- _TASK OBJECTIVE_: Which lines of the entries hold the string "fêtes"? Copy each one.

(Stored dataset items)
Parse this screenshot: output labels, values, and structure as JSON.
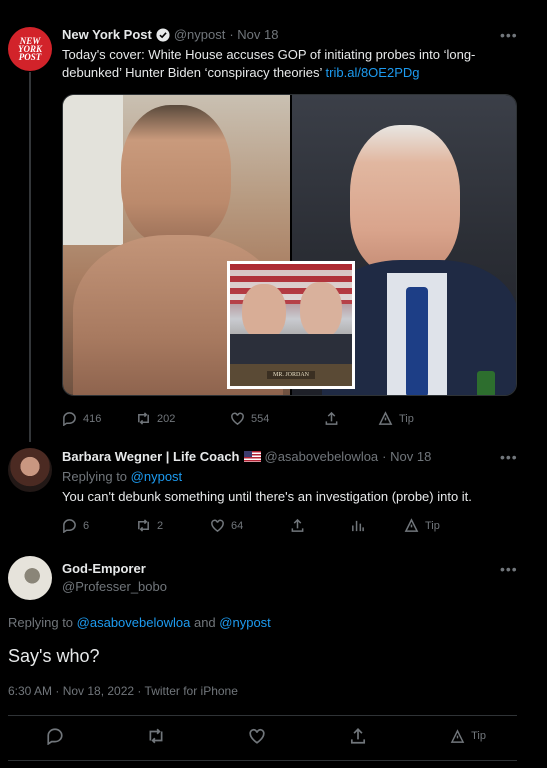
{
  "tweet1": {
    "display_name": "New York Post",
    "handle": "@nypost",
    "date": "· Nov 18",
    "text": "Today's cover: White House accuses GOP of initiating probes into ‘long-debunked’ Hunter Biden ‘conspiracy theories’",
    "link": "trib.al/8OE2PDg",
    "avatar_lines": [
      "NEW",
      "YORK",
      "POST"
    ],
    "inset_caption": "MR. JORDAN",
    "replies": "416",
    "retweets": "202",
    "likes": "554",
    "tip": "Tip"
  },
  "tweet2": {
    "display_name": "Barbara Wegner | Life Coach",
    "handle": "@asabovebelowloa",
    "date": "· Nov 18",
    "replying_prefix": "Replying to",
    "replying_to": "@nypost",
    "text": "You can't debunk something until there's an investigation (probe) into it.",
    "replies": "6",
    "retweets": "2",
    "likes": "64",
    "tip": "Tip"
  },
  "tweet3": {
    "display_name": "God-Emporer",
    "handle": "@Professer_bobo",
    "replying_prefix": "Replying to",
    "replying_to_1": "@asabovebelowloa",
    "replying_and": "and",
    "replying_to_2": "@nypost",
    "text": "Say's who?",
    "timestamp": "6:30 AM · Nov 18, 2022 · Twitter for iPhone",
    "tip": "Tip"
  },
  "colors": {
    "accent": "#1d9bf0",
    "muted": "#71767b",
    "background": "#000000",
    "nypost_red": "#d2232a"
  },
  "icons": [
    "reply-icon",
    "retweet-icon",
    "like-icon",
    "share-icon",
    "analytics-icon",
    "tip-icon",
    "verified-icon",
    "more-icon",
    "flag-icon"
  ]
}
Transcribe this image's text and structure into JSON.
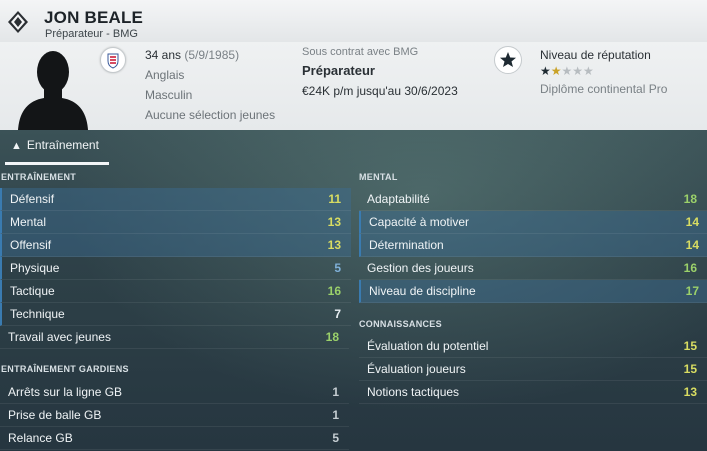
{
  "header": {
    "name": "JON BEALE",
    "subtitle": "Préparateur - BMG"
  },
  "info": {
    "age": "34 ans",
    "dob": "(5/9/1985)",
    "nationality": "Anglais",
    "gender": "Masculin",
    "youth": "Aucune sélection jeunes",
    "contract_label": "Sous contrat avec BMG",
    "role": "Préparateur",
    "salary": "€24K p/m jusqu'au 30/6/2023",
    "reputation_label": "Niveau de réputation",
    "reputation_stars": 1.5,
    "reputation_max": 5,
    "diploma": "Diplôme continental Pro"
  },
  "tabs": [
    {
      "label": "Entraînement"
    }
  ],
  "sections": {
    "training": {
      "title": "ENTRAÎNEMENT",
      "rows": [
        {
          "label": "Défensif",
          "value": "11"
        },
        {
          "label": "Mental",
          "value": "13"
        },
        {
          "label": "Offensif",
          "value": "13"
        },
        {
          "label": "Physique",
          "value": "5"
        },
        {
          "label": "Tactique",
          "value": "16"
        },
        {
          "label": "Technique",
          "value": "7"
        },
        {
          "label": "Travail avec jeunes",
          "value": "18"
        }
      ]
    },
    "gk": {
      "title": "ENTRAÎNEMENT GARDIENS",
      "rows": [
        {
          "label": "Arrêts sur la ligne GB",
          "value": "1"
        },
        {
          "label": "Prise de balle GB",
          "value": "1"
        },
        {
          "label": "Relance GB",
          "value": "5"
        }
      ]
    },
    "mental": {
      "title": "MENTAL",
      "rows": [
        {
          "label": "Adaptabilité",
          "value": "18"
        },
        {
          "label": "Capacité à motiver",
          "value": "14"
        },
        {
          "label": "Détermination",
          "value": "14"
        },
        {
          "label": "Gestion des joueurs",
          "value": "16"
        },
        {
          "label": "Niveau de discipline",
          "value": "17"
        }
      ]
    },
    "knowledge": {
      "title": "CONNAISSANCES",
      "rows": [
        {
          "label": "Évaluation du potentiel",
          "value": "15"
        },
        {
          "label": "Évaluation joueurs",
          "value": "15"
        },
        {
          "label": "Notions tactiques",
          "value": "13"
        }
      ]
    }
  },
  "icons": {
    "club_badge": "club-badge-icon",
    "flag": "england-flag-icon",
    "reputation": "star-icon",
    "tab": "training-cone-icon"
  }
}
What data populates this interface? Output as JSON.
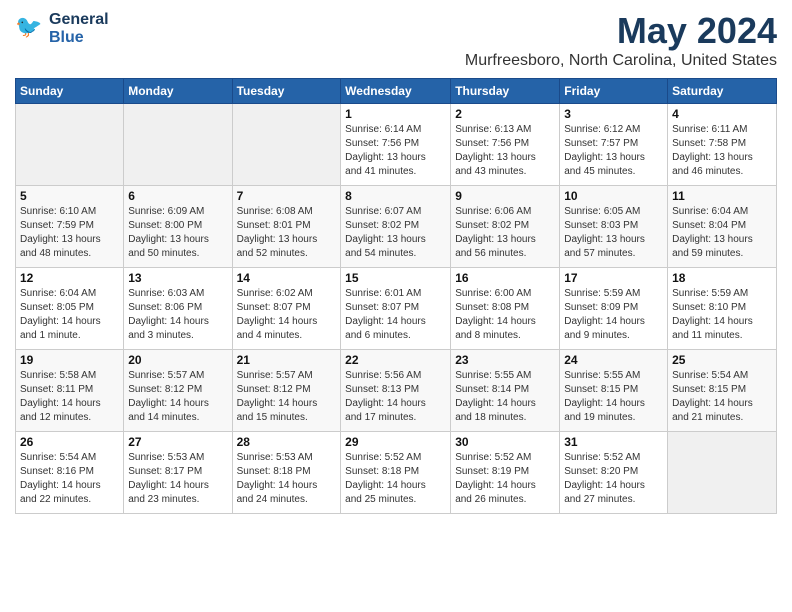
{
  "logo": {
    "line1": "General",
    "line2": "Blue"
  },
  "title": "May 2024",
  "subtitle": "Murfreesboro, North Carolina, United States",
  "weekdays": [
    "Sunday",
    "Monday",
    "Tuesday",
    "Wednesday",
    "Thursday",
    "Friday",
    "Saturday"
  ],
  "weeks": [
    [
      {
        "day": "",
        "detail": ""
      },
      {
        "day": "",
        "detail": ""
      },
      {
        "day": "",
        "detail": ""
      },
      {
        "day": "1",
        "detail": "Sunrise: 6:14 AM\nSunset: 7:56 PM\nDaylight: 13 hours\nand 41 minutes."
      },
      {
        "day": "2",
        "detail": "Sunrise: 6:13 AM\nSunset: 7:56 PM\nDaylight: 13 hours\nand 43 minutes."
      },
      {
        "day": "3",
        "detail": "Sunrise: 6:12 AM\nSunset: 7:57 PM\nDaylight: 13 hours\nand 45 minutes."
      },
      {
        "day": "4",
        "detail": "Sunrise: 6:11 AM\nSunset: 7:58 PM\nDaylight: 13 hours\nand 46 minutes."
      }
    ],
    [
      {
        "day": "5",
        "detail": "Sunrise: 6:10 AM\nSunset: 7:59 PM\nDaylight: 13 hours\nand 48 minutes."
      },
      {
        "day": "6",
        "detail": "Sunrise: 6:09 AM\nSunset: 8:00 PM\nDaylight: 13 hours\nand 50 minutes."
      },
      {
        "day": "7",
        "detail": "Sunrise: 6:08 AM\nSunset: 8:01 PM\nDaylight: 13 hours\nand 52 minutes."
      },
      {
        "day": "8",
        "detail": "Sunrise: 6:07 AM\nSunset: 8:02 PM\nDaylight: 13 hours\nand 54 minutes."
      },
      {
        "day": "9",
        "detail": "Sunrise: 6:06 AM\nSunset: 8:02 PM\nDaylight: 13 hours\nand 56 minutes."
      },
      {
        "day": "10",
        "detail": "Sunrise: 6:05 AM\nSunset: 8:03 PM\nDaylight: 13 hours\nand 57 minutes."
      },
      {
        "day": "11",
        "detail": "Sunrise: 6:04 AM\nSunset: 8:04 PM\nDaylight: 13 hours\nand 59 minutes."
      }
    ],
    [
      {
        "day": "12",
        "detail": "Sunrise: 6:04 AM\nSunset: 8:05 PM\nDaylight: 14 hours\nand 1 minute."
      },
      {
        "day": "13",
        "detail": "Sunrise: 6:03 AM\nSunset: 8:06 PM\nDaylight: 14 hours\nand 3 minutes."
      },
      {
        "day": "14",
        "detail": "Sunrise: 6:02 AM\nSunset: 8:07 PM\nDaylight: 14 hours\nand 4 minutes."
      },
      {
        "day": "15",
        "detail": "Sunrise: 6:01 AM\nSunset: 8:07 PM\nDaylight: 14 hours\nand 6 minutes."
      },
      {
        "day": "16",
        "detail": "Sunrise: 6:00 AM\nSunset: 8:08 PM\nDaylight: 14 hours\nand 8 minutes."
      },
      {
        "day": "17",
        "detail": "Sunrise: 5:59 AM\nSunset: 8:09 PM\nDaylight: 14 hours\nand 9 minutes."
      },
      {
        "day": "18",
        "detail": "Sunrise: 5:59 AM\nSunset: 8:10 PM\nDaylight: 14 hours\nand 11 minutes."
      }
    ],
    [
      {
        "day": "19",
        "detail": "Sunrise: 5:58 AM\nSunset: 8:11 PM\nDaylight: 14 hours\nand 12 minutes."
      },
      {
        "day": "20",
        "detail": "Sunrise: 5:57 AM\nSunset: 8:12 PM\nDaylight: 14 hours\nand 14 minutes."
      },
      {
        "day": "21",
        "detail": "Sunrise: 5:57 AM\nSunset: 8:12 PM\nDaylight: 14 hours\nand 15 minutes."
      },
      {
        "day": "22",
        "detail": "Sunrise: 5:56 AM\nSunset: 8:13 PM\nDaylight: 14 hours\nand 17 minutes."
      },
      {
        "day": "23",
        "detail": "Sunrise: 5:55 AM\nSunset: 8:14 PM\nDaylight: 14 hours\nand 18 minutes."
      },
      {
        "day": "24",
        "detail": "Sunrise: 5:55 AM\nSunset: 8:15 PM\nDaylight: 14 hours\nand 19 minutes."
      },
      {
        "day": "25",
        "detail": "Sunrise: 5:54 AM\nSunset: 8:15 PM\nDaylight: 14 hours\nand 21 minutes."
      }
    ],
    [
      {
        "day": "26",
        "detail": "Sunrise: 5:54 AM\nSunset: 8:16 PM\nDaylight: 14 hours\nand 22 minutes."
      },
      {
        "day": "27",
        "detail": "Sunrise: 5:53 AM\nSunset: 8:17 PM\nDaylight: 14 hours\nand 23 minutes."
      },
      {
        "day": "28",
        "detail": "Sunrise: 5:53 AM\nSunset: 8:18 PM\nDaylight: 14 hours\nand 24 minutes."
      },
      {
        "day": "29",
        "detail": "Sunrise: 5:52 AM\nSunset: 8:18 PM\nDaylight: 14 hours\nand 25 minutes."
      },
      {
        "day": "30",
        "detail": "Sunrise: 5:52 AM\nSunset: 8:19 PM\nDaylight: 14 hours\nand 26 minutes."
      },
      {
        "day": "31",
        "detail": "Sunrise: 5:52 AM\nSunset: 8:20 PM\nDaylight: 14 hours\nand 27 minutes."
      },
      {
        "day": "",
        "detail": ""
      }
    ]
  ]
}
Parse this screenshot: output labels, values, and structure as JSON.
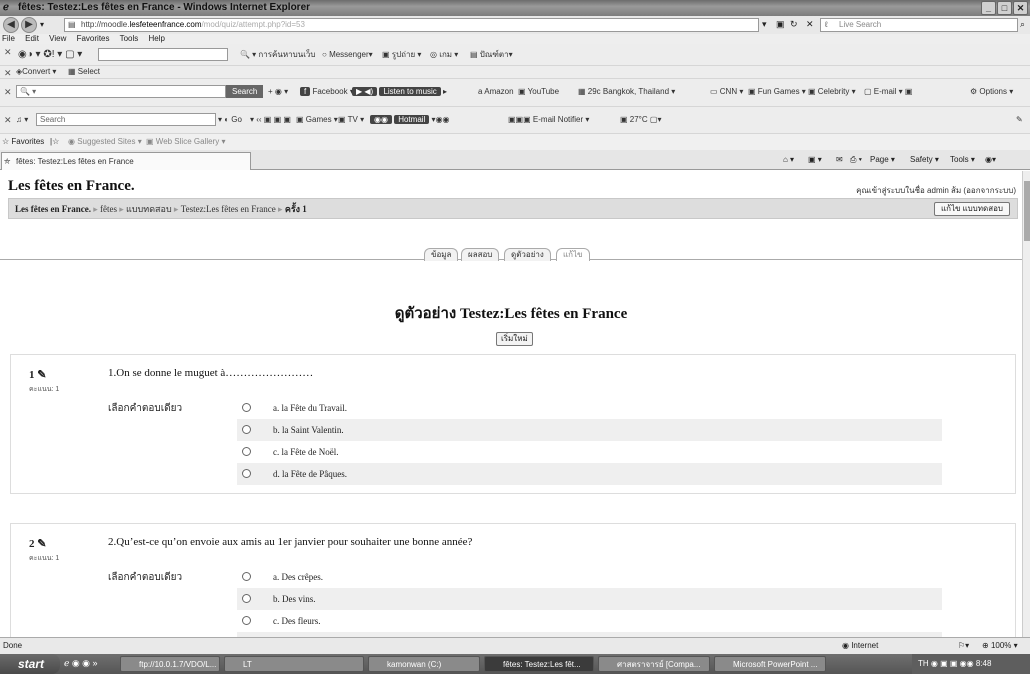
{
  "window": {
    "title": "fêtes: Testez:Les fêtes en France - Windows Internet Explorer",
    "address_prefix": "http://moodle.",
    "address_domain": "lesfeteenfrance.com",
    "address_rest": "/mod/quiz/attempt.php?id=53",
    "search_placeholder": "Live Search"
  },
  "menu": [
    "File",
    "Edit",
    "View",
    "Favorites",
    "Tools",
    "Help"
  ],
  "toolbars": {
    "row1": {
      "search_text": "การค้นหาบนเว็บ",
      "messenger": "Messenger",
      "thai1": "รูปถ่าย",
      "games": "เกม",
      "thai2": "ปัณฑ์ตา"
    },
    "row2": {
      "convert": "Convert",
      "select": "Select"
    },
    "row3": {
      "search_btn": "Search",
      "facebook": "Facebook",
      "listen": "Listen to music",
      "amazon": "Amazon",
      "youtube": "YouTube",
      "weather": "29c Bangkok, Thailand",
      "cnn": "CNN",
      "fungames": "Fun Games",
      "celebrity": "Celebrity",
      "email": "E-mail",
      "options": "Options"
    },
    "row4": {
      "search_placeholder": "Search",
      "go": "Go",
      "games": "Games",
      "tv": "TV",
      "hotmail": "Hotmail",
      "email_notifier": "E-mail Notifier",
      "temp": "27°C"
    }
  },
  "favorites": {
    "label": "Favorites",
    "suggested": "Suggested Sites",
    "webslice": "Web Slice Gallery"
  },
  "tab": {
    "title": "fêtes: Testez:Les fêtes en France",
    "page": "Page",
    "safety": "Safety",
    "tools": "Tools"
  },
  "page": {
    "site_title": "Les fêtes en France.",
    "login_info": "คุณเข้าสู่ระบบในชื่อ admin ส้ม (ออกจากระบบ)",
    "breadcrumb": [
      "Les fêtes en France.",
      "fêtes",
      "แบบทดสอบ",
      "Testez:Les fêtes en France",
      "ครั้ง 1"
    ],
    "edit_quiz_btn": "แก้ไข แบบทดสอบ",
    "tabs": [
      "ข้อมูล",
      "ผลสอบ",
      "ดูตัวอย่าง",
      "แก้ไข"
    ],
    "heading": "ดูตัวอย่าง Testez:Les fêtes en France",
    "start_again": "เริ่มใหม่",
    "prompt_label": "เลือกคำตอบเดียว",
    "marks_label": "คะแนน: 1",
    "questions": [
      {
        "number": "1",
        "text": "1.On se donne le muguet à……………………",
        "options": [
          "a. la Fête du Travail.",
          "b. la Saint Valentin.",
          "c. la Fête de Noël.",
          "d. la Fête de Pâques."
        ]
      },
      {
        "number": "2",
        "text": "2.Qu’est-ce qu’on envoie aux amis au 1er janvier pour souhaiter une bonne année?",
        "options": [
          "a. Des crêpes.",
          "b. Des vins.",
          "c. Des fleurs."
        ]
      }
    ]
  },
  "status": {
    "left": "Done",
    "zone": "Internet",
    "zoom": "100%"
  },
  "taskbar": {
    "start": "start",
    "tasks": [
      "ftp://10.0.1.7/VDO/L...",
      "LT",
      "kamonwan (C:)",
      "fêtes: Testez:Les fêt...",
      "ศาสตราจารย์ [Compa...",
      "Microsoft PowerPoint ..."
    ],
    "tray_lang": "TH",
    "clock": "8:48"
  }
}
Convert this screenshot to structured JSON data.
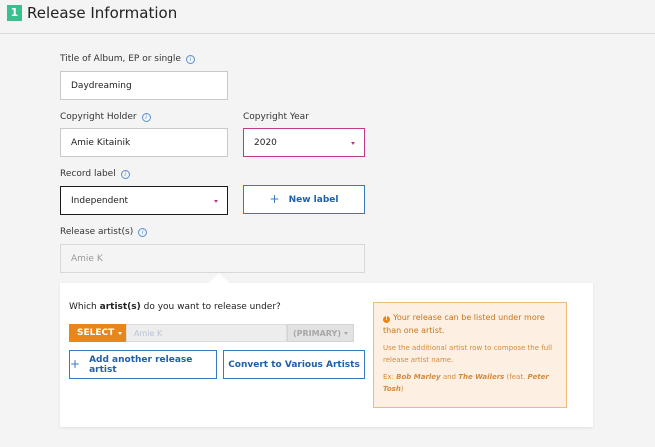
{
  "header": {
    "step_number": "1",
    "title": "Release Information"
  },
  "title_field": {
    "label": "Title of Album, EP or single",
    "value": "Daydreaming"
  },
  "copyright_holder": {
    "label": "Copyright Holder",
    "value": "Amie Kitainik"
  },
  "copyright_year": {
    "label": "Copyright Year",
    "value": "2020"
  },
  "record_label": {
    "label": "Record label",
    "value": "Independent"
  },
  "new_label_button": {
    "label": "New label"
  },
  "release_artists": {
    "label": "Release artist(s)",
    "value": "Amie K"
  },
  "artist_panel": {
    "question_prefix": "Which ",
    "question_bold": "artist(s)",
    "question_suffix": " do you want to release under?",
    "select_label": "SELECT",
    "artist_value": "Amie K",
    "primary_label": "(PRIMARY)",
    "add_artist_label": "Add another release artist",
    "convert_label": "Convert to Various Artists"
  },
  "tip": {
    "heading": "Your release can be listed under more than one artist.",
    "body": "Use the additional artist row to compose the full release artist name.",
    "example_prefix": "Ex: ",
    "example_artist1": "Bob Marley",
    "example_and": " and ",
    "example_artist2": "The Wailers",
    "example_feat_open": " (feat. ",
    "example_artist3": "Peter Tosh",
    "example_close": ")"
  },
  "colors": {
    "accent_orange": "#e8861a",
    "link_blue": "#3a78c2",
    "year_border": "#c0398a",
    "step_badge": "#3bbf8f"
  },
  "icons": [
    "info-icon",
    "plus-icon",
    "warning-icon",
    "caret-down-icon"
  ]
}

- _TASK RESULT_:
    "title": "fêtes: Testez:Les fêtes en France - Windows Internet Explorer",
    "title": "fêtes: Testez:Les fêtes en France",
    "site_title": "Les fêtes en France.",
      "Les fêtes en France.",
      "fêtes",
      "Testez:Les fêtes en France",
    "heading": "ดูตัวอย่าง Testez:Les fêtes en France",
      "fêtes: Testez:Les fêt...",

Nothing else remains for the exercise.